GOAL OF THE EXERCISE: From the records that follow, copy every line in which "body" appears.

TASK MATERIAL:
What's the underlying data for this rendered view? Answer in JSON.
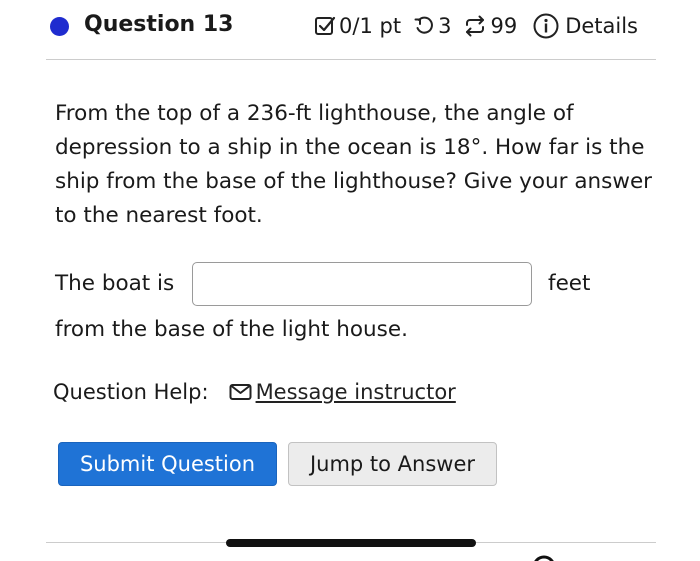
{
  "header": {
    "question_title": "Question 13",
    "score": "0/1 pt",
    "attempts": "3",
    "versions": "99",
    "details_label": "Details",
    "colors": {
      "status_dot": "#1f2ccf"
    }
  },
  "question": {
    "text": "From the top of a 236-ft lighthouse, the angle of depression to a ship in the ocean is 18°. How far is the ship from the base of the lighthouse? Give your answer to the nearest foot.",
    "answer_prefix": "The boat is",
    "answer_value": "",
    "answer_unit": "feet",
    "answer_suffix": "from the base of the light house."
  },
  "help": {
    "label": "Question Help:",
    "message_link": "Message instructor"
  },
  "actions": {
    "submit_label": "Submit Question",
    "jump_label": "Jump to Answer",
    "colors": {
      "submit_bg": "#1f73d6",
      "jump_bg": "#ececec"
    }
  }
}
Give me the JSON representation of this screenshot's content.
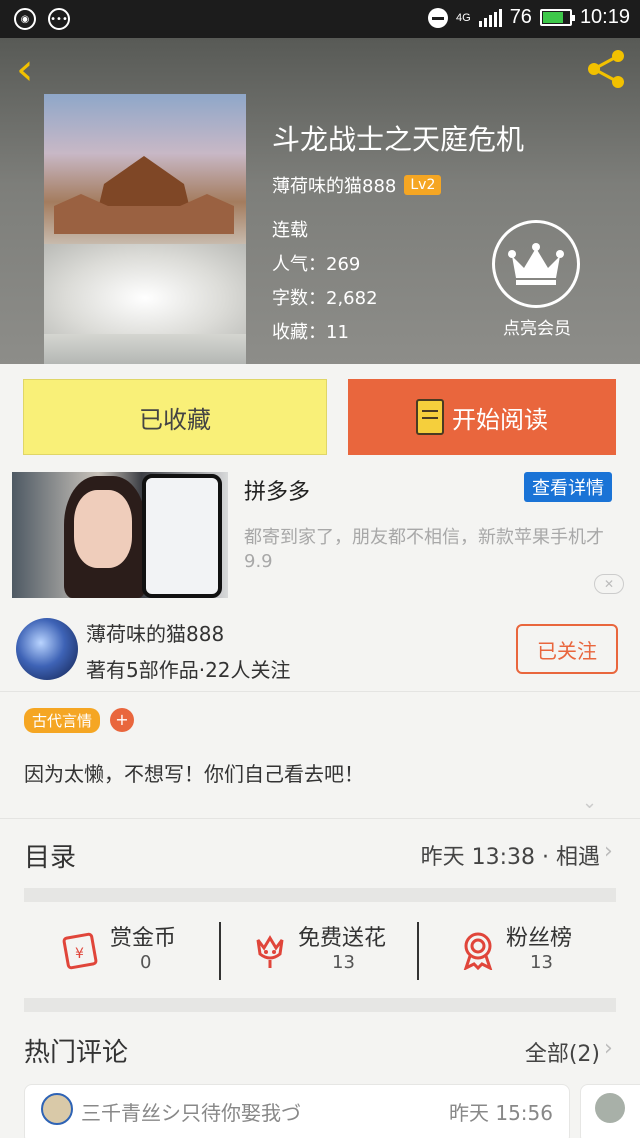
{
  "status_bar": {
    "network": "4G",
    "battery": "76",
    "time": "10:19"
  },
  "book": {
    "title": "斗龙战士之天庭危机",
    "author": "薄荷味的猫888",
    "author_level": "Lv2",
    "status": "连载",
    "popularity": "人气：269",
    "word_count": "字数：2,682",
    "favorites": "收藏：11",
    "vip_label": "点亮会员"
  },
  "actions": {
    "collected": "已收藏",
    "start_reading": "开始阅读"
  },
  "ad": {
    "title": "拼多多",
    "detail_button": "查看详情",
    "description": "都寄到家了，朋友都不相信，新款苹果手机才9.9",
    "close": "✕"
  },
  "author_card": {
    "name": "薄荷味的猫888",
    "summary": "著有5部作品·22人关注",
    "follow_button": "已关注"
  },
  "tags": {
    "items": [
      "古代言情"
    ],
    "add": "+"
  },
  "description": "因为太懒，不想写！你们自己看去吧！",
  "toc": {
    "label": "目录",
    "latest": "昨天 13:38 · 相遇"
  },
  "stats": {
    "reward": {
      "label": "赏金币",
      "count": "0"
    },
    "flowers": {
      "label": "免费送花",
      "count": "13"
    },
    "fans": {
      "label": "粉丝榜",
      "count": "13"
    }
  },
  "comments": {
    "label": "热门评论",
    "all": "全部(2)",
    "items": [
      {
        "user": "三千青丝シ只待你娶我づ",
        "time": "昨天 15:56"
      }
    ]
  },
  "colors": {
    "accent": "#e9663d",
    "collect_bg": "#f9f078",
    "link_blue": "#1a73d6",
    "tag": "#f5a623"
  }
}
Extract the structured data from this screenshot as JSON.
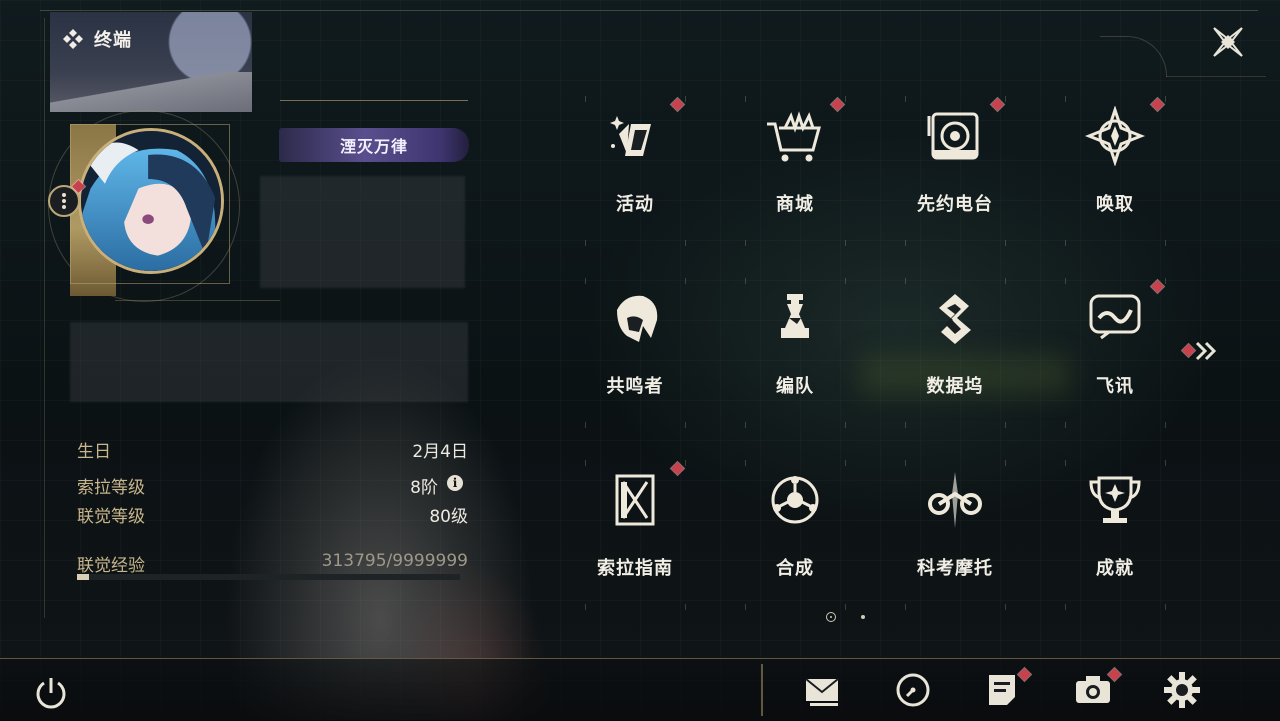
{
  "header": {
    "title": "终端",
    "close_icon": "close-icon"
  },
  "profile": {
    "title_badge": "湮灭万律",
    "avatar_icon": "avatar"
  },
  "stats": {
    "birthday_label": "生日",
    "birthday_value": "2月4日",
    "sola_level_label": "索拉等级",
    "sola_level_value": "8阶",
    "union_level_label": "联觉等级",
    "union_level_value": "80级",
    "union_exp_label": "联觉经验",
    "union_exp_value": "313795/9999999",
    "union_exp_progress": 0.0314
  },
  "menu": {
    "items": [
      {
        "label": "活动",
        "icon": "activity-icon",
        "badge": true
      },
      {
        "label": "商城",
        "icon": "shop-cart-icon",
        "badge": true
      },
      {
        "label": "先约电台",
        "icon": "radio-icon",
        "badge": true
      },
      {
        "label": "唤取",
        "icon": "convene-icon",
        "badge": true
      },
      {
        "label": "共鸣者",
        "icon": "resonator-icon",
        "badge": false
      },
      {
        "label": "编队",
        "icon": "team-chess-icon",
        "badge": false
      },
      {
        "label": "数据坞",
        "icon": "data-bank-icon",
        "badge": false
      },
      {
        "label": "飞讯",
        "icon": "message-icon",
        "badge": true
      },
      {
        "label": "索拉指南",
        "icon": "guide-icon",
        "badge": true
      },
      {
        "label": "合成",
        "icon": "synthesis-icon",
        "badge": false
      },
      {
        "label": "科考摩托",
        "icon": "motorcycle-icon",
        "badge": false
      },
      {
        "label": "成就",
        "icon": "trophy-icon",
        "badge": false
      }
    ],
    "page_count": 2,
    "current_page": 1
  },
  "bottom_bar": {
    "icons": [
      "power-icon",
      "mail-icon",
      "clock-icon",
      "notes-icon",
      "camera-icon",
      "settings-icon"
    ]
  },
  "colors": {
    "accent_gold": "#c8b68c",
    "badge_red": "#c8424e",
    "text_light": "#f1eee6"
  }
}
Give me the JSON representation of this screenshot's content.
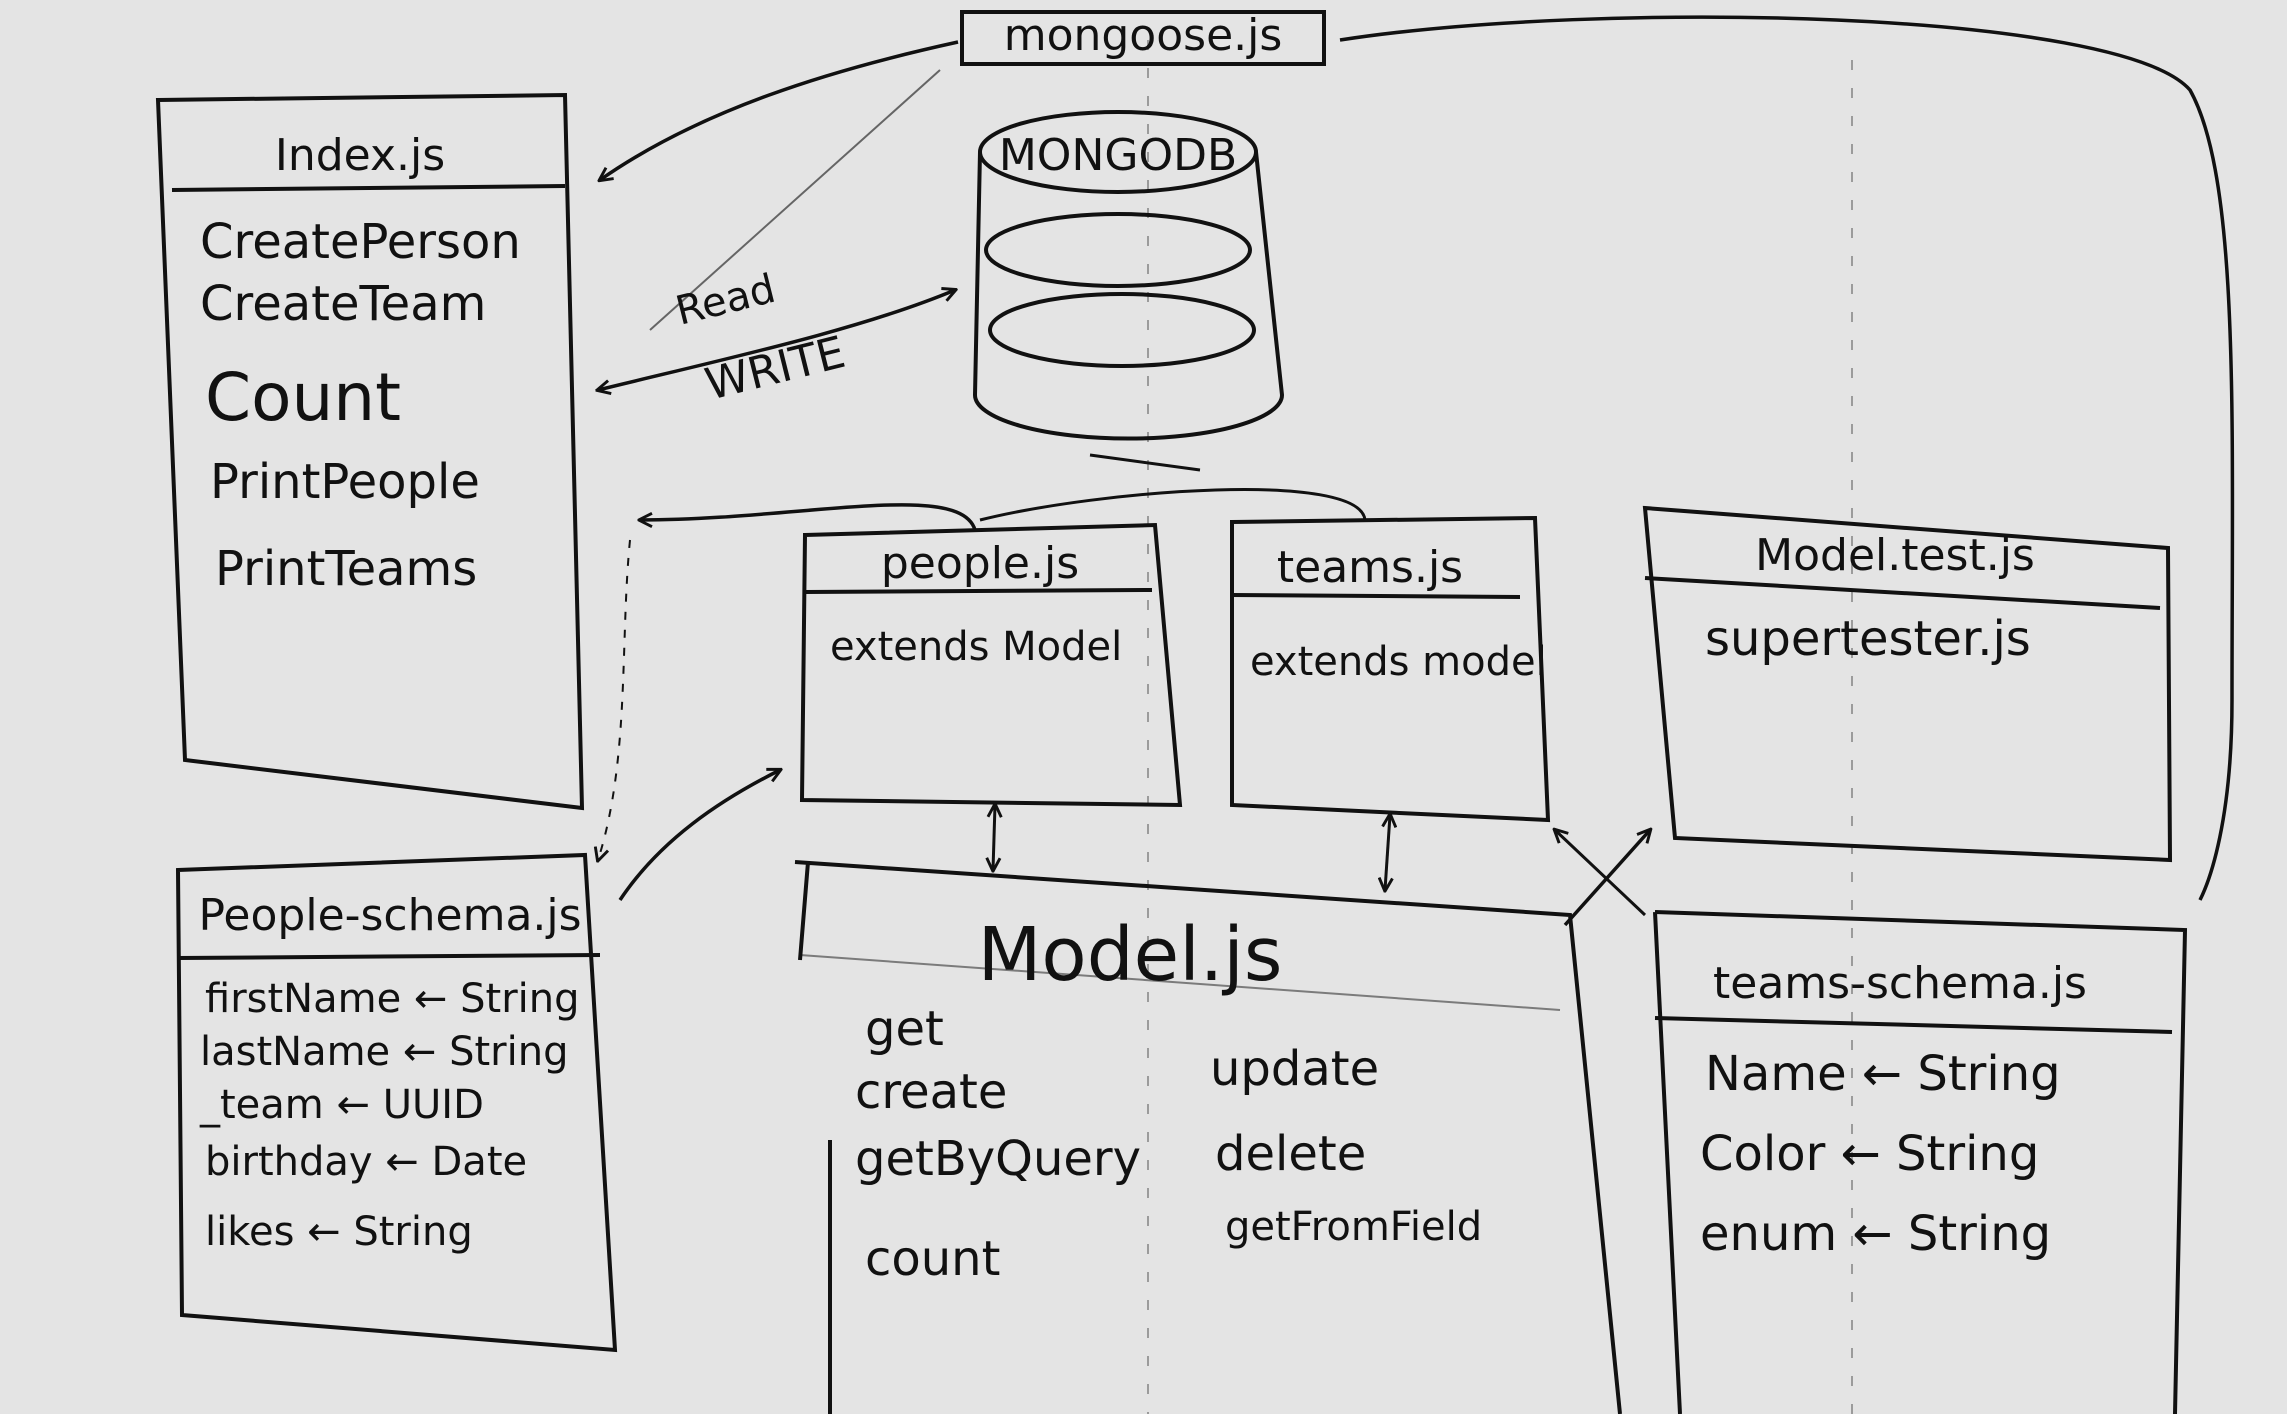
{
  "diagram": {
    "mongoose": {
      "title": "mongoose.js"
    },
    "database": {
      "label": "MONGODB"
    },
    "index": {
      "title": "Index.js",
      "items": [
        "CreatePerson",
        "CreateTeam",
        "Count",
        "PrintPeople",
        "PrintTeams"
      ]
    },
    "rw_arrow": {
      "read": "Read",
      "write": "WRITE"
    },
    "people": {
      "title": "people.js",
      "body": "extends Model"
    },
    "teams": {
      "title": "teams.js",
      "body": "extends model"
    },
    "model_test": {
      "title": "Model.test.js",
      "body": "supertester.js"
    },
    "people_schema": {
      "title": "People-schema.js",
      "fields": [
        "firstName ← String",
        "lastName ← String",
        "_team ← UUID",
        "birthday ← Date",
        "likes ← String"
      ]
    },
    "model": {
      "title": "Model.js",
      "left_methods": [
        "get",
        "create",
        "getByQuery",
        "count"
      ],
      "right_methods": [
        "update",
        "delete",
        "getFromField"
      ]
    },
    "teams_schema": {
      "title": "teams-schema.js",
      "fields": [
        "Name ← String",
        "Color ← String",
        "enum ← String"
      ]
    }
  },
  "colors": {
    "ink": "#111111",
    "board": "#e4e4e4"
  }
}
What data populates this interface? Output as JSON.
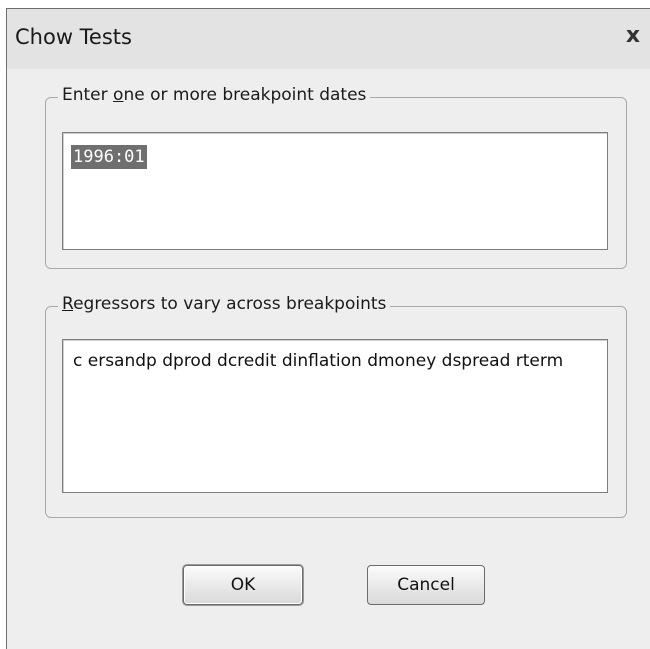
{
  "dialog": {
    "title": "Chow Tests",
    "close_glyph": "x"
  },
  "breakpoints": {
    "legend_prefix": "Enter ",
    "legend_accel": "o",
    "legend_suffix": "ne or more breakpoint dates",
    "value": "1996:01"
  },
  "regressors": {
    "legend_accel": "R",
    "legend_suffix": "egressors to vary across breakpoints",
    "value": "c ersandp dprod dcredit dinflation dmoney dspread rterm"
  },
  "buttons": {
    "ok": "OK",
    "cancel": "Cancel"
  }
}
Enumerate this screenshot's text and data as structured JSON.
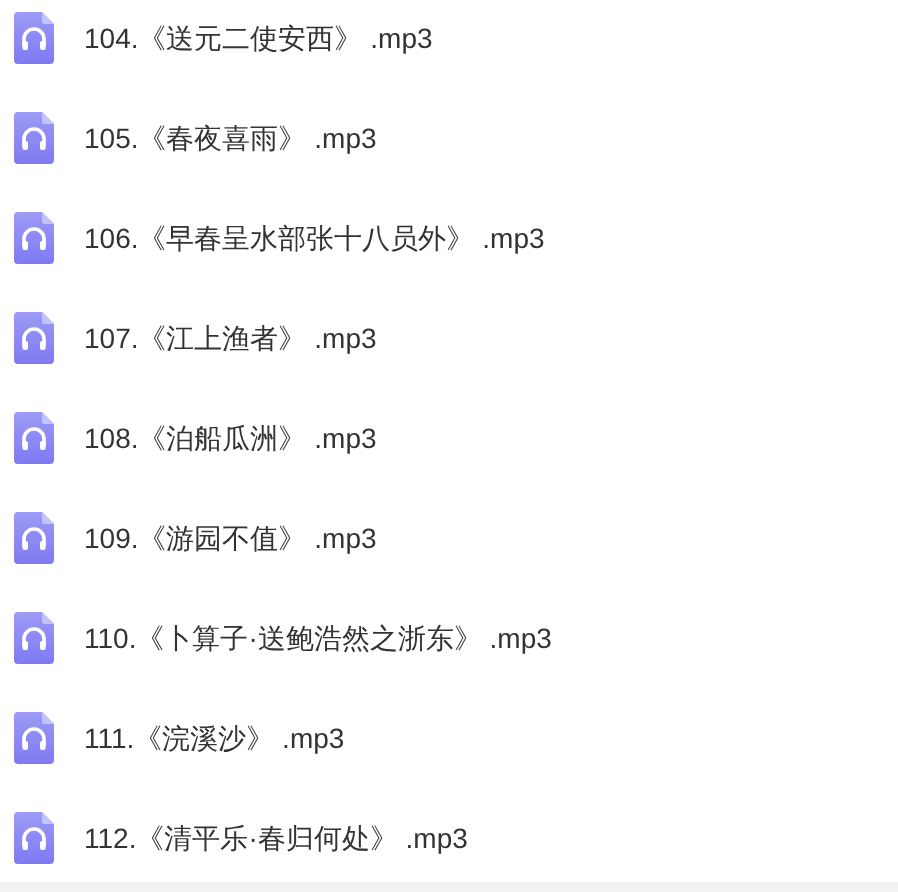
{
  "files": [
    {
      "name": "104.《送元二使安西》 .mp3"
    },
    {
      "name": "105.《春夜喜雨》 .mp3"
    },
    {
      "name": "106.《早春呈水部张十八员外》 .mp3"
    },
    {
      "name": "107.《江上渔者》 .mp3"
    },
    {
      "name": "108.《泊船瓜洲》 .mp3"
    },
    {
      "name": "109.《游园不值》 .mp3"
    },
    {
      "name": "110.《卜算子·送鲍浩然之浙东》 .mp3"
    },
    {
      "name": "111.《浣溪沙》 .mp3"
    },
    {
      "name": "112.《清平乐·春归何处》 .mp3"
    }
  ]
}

SOLUTION FOR THIS EXERCISE:
      "body": "extends Model"
      "body": "extends model"
      "body": "supertester.js"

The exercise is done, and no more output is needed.